Bank of America just put out a big warning that advisors need to pay attention to. The bank is warning that earnings growth could get “vaporized” across a couple of sectors. The reason why is tax hikes. BofA's Savita Subramanian posits that in a scenario where taxes rise to 25% next year (from 21% this year), 5% would be wiped off earnings growth, a huge margin in a year that is already set up to see some cooling after the red hot earnings growth of 2021.
FINSUM: Investors don’t seem to be adequately accounting for this risk. Despite the fact that Biden’s proposals will likely get watered down, there appears a high likelihood that taxes will rise next year.
Morningstar has added a lot of coverage to their model portfolio universe this year. Earlier in 2021 they expanded their coverage of ratings to 1500 model portfolios, an increase of 50%. Of all those funds reported on, only two of them took home their coveted gold rating: the Vanguard CORE series and the BlackRock Target Allocation ETF. Vanguard was noted as having highly diversified index funds and rarely making portfolio changes. Other funds that got acclaim, such as their silver rating, include American Funds Growth & Income and the American Funds Tax Aware Growth & Income series.
FINSUM: The world of model portfolios has grown nearly as dizzying as that of ETFs so these Morningstar guides are a big help.
Usually big Wall Street banks are pretty moderate in their outlooks, and they are mostly bullish in general. Well, Bank of America Merrill Lynch didn’t hold back this week when they said the S&P 500 was at risk of a 16.5% tumble in the near term. The bank said that it expects the S&P 500 to fall 20 to 30 bp for every basis point increase in the ten-year Treasury. The bank thinks yields will rise 55 bp by the end the year, implying an up to 16.5% tumble in stocks. The bank says valuations are overstretched by almost every metric.
FINSUM: The bank did point out three sectors it felt were safer, which are energy, communications services, and health care.

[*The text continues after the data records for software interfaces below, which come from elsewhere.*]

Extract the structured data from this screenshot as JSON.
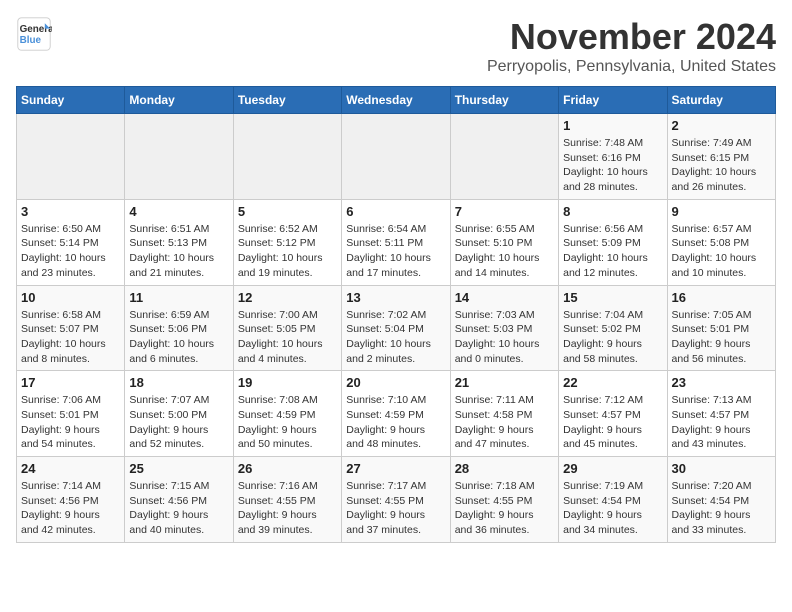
{
  "logo": {
    "line1": "General",
    "line2": "Blue"
  },
  "title": "November 2024",
  "location": "Perryopolis, Pennsylvania, United States",
  "weekdays": [
    "Sunday",
    "Monday",
    "Tuesday",
    "Wednesday",
    "Thursday",
    "Friday",
    "Saturday"
  ],
  "weeks": [
    [
      {
        "day": "",
        "detail": ""
      },
      {
        "day": "",
        "detail": ""
      },
      {
        "day": "",
        "detail": ""
      },
      {
        "day": "",
        "detail": ""
      },
      {
        "day": "",
        "detail": ""
      },
      {
        "day": "1",
        "detail": "Sunrise: 7:48 AM\nSunset: 6:16 PM\nDaylight: 10 hours\nand 28 minutes."
      },
      {
        "day": "2",
        "detail": "Sunrise: 7:49 AM\nSunset: 6:15 PM\nDaylight: 10 hours\nand 26 minutes."
      }
    ],
    [
      {
        "day": "3",
        "detail": "Sunrise: 6:50 AM\nSunset: 5:14 PM\nDaylight: 10 hours\nand 23 minutes."
      },
      {
        "day": "4",
        "detail": "Sunrise: 6:51 AM\nSunset: 5:13 PM\nDaylight: 10 hours\nand 21 minutes."
      },
      {
        "day": "5",
        "detail": "Sunrise: 6:52 AM\nSunset: 5:12 PM\nDaylight: 10 hours\nand 19 minutes."
      },
      {
        "day": "6",
        "detail": "Sunrise: 6:54 AM\nSunset: 5:11 PM\nDaylight: 10 hours\nand 17 minutes."
      },
      {
        "day": "7",
        "detail": "Sunrise: 6:55 AM\nSunset: 5:10 PM\nDaylight: 10 hours\nand 14 minutes."
      },
      {
        "day": "8",
        "detail": "Sunrise: 6:56 AM\nSunset: 5:09 PM\nDaylight: 10 hours\nand 12 minutes."
      },
      {
        "day": "9",
        "detail": "Sunrise: 6:57 AM\nSunset: 5:08 PM\nDaylight: 10 hours\nand 10 minutes."
      }
    ],
    [
      {
        "day": "10",
        "detail": "Sunrise: 6:58 AM\nSunset: 5:07 PM\nDaylight: 10 hours\nand 8 minutes."
      },
      {
        "day": "11",
        "detail": "Sunrise: 6:59 AM\nSunset: 5:06 PM\nDaylight: 10 hours\nand 6 minutes."
      },
      {
        "day": "12",
        "detail": "Sunrise: 7:00 AM\nSunset: 5:05 PM\nDaylight: 10 hours\nand 4 minutes."
      },
      {
        "day": "13",
        "detail": "Sunrise: 7:02 AM\nSunset: 5:04 PM\nDaylight: 10 hours\nand 2 minutes."
      },
      {
        "day": "14",
        "detail": "Sunrise: 7:03 AM\nSunset: 5:03 PM\nDaylight: 10 hours\nand 0 minutes."
      },
      {
        "day": "15",
        "detail": "Sunrise: 7:04 AM\nSunset: 5:02 PM\nDaylight: 9 hours\nand 58 minutes."
      },
      {
        "day": "16",
        "detail": "Sunrise: 7:05 AM\nSunset: 5:01 PM\nDaylight: 9 hours\nand 56 minutes."
      }
    ],
    [
      {
        "day": "17",
        "detail": "Sunrise: 7:06 AM\nSunset: 5:01 PM\nDaylight: 9 hours\nand 54 minutes."
      },
      {
        "day": "18",
        "detail": "Sunrise: 7:07 AM\nSunset: 5:00 PM\nDaylight: 9 hours\nand 52 minutes."
      },
      {
        "day": "19",
        "detail": "Sunrise: 7:08 AM\nSunset: 4:59 PM\nDaylight: 9 hours\nand 50 minutes."
      },
      {
        "day": "20",
        "detail": "Sunrise: 7:10 AM\nSunset: 4:59 PM\nDaylight: 9 hours\nand 48 minutes."
      },
      {
        "day": "21",
        "detail": "Sunrise: 7:11 AM\nSunset: 4:58 PM\nDaylight: 9 hours\nand 47 minutes."
      },
      {
        "day": "22",
        "detail": "Sunrise: 7:12 AM\nSunset: 4:57 PM\nDaylight: 9 hours\nand 45 minutes."
      },
      {
        "day": "23",
        "detail": "Sunrise: 7:13 AM\nSunset: 4:57 PM\nDaylight: 9 hours\nand 43 minutes."
      }
    ],
    [
      {
        "day": "24",
        "detail": "Sunrise: 7:14 AM\nSunset: 4:56 PM\nDaylight: 9 hours\nand 42 minutes."
      },
      {
        "day": "25",
        "detail": "Sunrise: 7:15 AM\nSunset: 4:56 PM\nDaylight: 9 hours\nand 40 minutes."
      },
      {
        "day": "26",
        "detail": "Sunrise: 7:16 AM\nSunset: 4:55 PM\nDaylight: 9 hours\nand 39 minutes."
      },
      {
        "day": "27",
        "detail": "Sunrise: 7:17 AM\nSunset: 4:55 PM\nDaylight: 9 hours\nand 37 minutes."
      },
      {
        "day": "28",
        "detail": "Sunrise: 7:18 AM\nSunset: 4:55 PM\nDaylight: 9 hours\nand 36 minutes."
      },
      {
        "day": "29",
        "detail": "Sunrise: 7:19 AM\nSunset: 4:54 PM\nDaylight: 9 hours\nand 34 minutes."
      },
      {
        "day": "30",
        "detail": "Sunrise: 7:20 AM\nSunset: 4:54 PM\nDaylight: 9 hours\nand 33 minutes."
      }
    ]
  ]
}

Congratulations are in order for Merrill Lynch. In what is mundane—but big—news, the firm has just introduced a paperless onboarding solution for clients. Barron’s describes it this way: “fully digitizes the procedure, allowing clients to approve new account openings through digital attestation on a computer, tablet, or cellphone. What once took a week or more can now be done in a day … That may not be its standout feature, though. COBE allows client associates to simultaneously enter information and process multiple new clients in the same household—for multiple accounts … During an online demonstration, Merrill executives showed a fictitious example of a client associate entering information for a couple who wants to open a joint brokerage account, two IRAs, a joint bank checking account, and a custodial account for their niece. Once an associate has entered as much information as he has from an earlier client conversation, he can invite the new clients to collaborate virtually on the rest. They can view the same screen and make changes to it simultaneously. During the process, the associate can click a button to perform a real-time identity check on the client to satisfy know-your-customer requirements, without asking the client to upload documents.”.
FINSUM: This sounds like the holy grail of onboarding tools. Merrill should package this up and sell it as a service to others in the industry!
Merrill Lynch is giving its herd of advisors a break on their incentive compensation. Brokers at Merrill have a piece of incentive compensation which gives them a bonus if at least 30% of clients use three specific services. But instead of making the cut off for meeting those quotas July of this year, they have extended it to January 2021, giving brokers an extra 6 months to meet those goals. Merrill Lynch says that the change will allow advisors to focus on best serving clients in this volatile period.
FINSUM: Even with the six-month extension, given the market volatility, it will likely be difficult to cross-sell clients into new products.